Rainy day online photo printing 101

Ask any amateur photographer in the world what one of their worst nightmares is and there’s no doubt that the weather falls into this category. Rain is a particular problem, and that vibrant scene that was shot in the sunshine can absolutely crumble if a few drops of water enter the picture.

It means that when you do get to the online photo printing stage the results can be somewhat disappointing. This is the reason today’s guide has been put together and we will now take a look at some of the best tips to shoot good photographs when the rain is pouring down.

Duck for cover!

Let’s not try and dress this situation up; rain is never going to end well for photographers. The problem relates to the equipment getting wet, and this then being visible on the photos themselves.
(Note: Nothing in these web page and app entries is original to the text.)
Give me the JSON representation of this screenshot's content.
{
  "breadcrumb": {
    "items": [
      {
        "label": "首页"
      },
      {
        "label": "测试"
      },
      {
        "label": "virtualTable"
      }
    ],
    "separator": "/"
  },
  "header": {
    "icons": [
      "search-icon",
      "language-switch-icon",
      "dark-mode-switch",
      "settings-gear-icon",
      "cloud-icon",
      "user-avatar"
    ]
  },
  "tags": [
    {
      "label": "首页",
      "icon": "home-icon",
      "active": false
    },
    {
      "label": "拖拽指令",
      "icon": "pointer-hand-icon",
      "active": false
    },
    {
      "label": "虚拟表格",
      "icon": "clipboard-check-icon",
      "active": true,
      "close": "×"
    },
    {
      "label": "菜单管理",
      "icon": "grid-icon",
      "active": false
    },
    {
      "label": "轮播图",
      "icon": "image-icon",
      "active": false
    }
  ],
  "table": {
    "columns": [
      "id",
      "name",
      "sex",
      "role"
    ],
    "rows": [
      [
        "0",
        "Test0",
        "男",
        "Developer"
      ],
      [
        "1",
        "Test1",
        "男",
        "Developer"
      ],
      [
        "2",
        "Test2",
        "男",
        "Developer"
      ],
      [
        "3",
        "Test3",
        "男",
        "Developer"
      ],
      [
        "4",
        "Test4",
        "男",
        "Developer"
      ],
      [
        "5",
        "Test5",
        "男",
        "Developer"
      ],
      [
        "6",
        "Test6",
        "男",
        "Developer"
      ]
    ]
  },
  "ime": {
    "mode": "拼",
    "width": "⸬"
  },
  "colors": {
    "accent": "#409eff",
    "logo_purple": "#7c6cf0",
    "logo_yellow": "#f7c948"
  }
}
Bearing this in mind, the easiest way to mitigate the risks is to simply find cover at any opportunity. This can be as inventive as you desire. For example, if there is a porch or awning this is nigh-on perfect for your circumstances, but you really can get even more creative. For example, some of you might decide to shoot from a car – just to keep everything dry. Sure, it might mean that you struggle to maneuver into position somewhat, but overall the result is much better as everything is being kept rain-free.

Take advantage of the reflections

While the rain does make things harder, there are ways in which you can take advantage of it. Reflections are one such way and everything that has been left wet in the path of the way is going to glisten under the camera. It’s going to look much more vibrant and as we all know, vibrancy aids fantastic photos.

You’ll notice that mundane subjects, such as the front of a store, really come to life. All the tiny details will glisten and this is something that no other scene is able to provide.

Make use of the flash

As we all know, there’s a time and a place to tap into the flash function on your camera. Most people assume that a rainy day doesn’t fall into this category, but we are going to disagree.

Sure, you don’t want a full flash, as this is going to set your raindrops alight and pretty much ruin your photo. Instead, we’re going to suggest you opt for moderation. This means that you should look to turn it down a few stops (maybe 3.0), which will just add a hint of vibrancy (have you noticed this magic word?) in the rain that’s falling.

Unfortunately, this really is one of those techniques where you might have to experiment. It all depends on how much rain is falling, and what scene you are shooting in. You need to work out how much flash is going to work but if you can perfect it, you’ll be amazed at the overall difference it makes to all of your rain snaps.